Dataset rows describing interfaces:
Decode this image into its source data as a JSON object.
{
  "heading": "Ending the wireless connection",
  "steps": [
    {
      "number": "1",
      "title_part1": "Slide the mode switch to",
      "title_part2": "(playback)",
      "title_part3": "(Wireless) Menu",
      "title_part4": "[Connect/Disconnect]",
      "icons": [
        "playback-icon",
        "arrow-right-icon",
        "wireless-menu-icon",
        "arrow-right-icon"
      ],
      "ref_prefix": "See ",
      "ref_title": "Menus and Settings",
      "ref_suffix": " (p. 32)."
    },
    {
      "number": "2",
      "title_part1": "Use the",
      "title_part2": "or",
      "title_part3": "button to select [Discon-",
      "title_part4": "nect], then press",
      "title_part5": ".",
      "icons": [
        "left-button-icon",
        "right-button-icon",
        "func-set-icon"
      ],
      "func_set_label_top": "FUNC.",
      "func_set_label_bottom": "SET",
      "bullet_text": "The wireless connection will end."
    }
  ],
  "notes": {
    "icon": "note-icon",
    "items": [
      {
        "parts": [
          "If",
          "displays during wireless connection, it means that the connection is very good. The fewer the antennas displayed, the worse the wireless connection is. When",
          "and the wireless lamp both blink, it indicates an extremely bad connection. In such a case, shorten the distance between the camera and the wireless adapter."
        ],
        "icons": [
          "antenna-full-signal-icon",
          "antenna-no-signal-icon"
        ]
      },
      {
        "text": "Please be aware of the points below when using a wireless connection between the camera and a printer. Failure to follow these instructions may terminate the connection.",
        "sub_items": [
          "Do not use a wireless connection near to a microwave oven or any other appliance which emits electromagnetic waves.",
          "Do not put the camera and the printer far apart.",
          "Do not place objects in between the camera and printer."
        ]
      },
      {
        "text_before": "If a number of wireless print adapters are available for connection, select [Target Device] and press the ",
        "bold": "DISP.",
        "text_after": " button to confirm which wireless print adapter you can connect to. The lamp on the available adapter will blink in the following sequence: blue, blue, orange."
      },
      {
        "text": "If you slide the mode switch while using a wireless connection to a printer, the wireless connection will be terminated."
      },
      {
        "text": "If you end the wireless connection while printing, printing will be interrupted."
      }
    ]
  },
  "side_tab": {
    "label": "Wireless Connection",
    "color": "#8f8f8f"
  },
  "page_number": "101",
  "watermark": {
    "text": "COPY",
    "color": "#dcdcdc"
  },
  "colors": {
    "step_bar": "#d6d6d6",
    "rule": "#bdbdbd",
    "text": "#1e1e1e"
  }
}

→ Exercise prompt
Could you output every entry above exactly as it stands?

→ Exercise output
Decode this image into its source data as a JSON object.
{
  "heading": "Ending the wireless connection",
  "steps": [
    {
      "number": "1",
      "title_part1": "Slide the mode switch to",
      "title_part2": "(playback)",
      "title_part3": "(Wireless) Menu",
      "title_part4": "[Connect/Disconnect]",
      "icons": [
        "playback-icon",
        "arrow-right-icon",
        "wireless-menu-icon",
        "arrow-right-icon"
      ],
      "ref_prefix": "See ",
      "ref_title": "Menus and Settings",
      "ref_suffix": " (p. 32)."
    },
    {
      "number": "2",
      "title_part1": "Use the",
      "title_part2": "or",
      "title_part3": "button to select [Discon-",
      "title_part4": "nect], then press",
      "title_part5": ".",
      "icons": [
        "left-button-icon",
        "right-button-icon",
        "func-set-icon"
      ],
      "func_set_label_top": "FUNC.",
      "func_set_label_bottom": "SET",
      "bullet_text": "The wireless connection will end."
    }
  ],
  "notes": {
    "icon": "note-icon",
    "items": [
      {
        "parts": [
          "If",
          "displays during wireless connection, it means that the connection is very good. The fewer the antennas displayed, the worse the wireless connection is. When",
          "and the wireless lamp both blink, it indicates an extremely bad connection. In such a case, shorten the distance between the camera and the wireless adapter."
        ],
        "icons": [
          "antenna-full-signal-icon",
          "antenna-no-signal-icon"
        ]
      },
      {
        "text": "Please be aware of the points below when using a wireless connection between the camera and a printer. Failure to follow these instructions may terminate the connection.",
        "sub_items": [
          "Do not use a wireless connection near to a microwave oven or any other appliance which emits electromagnetic waves.",
          "Do not put the camera and the printer far apart.",
          "Do not place objects in between the camera and printer."
        ]
      },
      {
        "text_before": "If a number of wireless print adapters are available for connection, select [Target Device] and press the ",
        "bold": "DISP.",
        "text_after": " button to confirm which wireless print adapter you can connect to. The lamp on the available adapter will blink in the following sequence: blue, blue, orange."
      },
      {
        "text": "If you slide the mode switch while using a wireless connection to a printer, the wireless connection will be terminated."
      },
      {
        "text": "If you end the wireless connection while printing, printing will be interrupted."
      }
    ]
  },
  "side_tab": {
    "label": "Wireless Connection",
    "color": "#8f8f8f"
  },
  "page_number": "101",
  "watermark": {
    "text": "COPY",
    "color": "#dcdcdc"
  },
  "colors": {
    "step_bar": "#d6d6d6",
    "rule": "#bdbdbd",
    "text": "#1e1e1e"
  }
}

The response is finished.